I'm sat in my kitchen, coffee brewing, trying to decide what to write about this afternoon when my girlfriend kindly serves me my pasta and chicken lunch. Then it hits me, CARBS! Lets talk about carbohydrates.
In my day to day job as a diabetes dietitian carbohydrates are key for optimal glycaemic control for my patients. So I've come to learn a thing or two about carbohydrates.
Carbohydrates get bad press. Typically, they are associated with weight gain with seemingly every celebrity endorsing cutting them out to achieve that celeb body. But what is it about carbohydrates which predisposes them to weight gain?
The truth is, carbohydrates aren't necessarily the bad guy or associated with weight gain. Instead, it is the portions of carbohydrates that people choose to eat which cause an excess calorie intake which consequently leads to weight gain.
Carbohydrate is umbrella term for several sub categories of food. The first of is known as starchy carbohydrates. Classic examples of...
Sat on the rugged surface of the wooden chairs in my dinning room. Without a peep from the outside world because it's 5am on a Saturday and no one is nearly crazy enough to wake at this time, I'm feeling reflective.
I've come a long way from the sport and exercise graduate who did some personal training on the side around 10 years ago. Back then, I had a foundation level of knowledge surrounding nutrition. I had completed some modules at University and had done some further reading on my own but I was far from an expert. A fact that can sometimes make me cringe when I think back to how I really didn't know the ins and outs of nutrition back then.
I certainly would not have been able to dissect a diet where the client had plateaued despite seemingly eating healthily. A fact that is also salient when patients and clients tell me they have seen personal trainers or nutritionists who can't understand why their weight has plateaued. A degree in nutrition and/or dietetics and years...
When working with 1:1 dietary clients, as a rule, I send them out a questionnaire asking them if and how I have helped them and what I could do better. I've recently had some lovely feedback from clients who have thus far managed to lose a serious amount of weight amongst themselves and it inspired todays post.

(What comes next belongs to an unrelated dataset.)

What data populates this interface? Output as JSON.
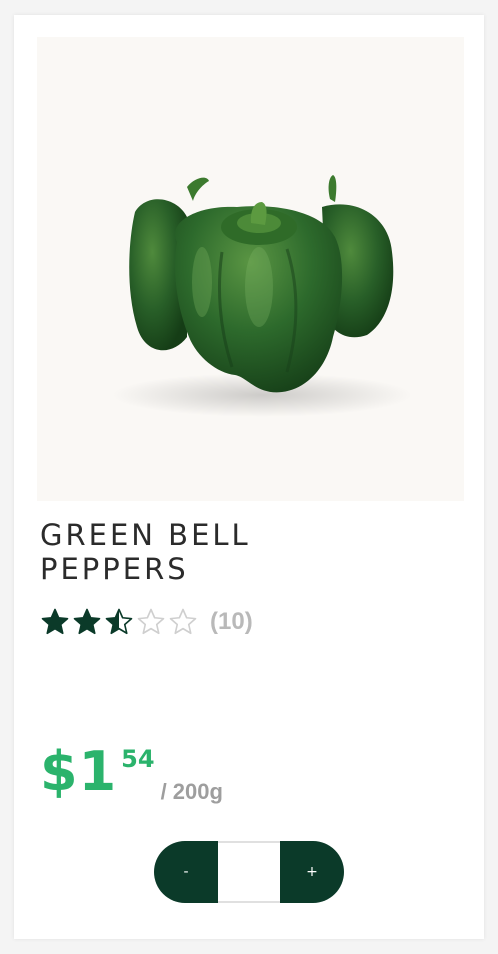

One common theme these clients have fed back is the way in which I help them change their thinking from short term dietary behaviour to longer term sustainable weight loss.
For example, Jane (not her real name) explained how she had consistently struggled to find the ability to lose weight long term. Sure she had successes over the years but she would relapse once the weight loss was not as expected week to week. Downhearted, Jane lost the motivation and ultimately relapsed.
Another prime example is Sue (not her real name). Sue was able to hit target weight a number of times through various methods but once achieved, complacency would set in. Over time and without realising...